**WHAT THE EXERCISE ASKS**. Show each line of the entries below in which the word "JSON" appears.

[Records from a data collection]
"""
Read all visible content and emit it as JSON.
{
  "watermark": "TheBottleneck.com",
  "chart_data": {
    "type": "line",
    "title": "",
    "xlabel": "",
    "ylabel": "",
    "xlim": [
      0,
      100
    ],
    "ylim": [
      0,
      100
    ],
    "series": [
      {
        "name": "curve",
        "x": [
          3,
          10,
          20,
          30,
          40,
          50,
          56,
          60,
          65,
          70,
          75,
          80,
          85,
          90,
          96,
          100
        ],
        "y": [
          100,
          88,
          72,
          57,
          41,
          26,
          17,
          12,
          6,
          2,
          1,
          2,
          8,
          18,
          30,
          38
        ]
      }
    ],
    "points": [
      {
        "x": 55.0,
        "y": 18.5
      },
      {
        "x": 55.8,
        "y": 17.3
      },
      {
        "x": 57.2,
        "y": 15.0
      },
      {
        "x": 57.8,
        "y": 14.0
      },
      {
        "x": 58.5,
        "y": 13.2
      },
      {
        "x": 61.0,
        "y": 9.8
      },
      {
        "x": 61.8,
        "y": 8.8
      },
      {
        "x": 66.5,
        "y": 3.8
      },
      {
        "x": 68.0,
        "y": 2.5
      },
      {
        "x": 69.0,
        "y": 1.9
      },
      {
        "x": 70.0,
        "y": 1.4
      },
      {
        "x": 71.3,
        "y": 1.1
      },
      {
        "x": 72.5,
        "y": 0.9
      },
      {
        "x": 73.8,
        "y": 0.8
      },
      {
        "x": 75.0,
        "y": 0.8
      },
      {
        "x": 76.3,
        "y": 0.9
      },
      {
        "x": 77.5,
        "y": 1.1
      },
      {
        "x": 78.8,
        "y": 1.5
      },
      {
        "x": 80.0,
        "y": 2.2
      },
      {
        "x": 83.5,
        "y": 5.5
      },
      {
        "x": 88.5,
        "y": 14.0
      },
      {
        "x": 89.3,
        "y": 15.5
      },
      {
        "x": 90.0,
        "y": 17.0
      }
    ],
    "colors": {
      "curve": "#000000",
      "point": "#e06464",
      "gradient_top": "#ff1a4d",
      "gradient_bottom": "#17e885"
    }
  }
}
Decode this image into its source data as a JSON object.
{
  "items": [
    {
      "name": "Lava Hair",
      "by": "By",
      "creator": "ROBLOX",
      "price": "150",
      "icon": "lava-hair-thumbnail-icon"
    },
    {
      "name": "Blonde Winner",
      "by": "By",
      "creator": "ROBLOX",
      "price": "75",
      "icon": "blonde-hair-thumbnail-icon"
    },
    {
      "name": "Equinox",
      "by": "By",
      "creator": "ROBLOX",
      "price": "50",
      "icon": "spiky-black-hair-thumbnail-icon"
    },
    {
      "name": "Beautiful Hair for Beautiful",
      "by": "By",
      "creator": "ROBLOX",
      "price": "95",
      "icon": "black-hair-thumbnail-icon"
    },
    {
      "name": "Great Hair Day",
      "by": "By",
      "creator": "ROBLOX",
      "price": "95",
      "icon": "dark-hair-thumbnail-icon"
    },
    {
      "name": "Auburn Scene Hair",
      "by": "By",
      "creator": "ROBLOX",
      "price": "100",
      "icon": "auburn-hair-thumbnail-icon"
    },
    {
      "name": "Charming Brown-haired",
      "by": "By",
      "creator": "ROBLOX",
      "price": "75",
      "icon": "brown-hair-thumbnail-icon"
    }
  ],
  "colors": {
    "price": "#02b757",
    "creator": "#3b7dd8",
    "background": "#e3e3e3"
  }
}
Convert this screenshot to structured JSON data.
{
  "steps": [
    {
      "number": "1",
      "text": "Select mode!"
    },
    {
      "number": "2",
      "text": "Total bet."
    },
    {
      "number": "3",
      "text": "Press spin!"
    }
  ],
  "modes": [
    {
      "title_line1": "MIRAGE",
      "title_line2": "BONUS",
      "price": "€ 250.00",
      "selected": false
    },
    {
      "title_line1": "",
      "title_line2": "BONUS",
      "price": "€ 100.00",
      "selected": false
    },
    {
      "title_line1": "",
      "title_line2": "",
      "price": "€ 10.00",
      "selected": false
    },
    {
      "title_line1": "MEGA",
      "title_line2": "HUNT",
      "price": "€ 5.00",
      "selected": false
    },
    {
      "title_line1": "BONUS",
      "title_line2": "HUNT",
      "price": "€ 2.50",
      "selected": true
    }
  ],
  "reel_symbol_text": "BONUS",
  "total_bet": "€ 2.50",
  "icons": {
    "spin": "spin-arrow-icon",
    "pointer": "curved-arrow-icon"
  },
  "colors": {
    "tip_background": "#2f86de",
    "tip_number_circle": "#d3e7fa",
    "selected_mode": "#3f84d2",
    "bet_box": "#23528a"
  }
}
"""
**SOLUTION TO THIS TASK**.
Read all visible content and emit it as JSON.
Decode this image into its source data as a JSON object.
Convert this screenshot to structured JSON data.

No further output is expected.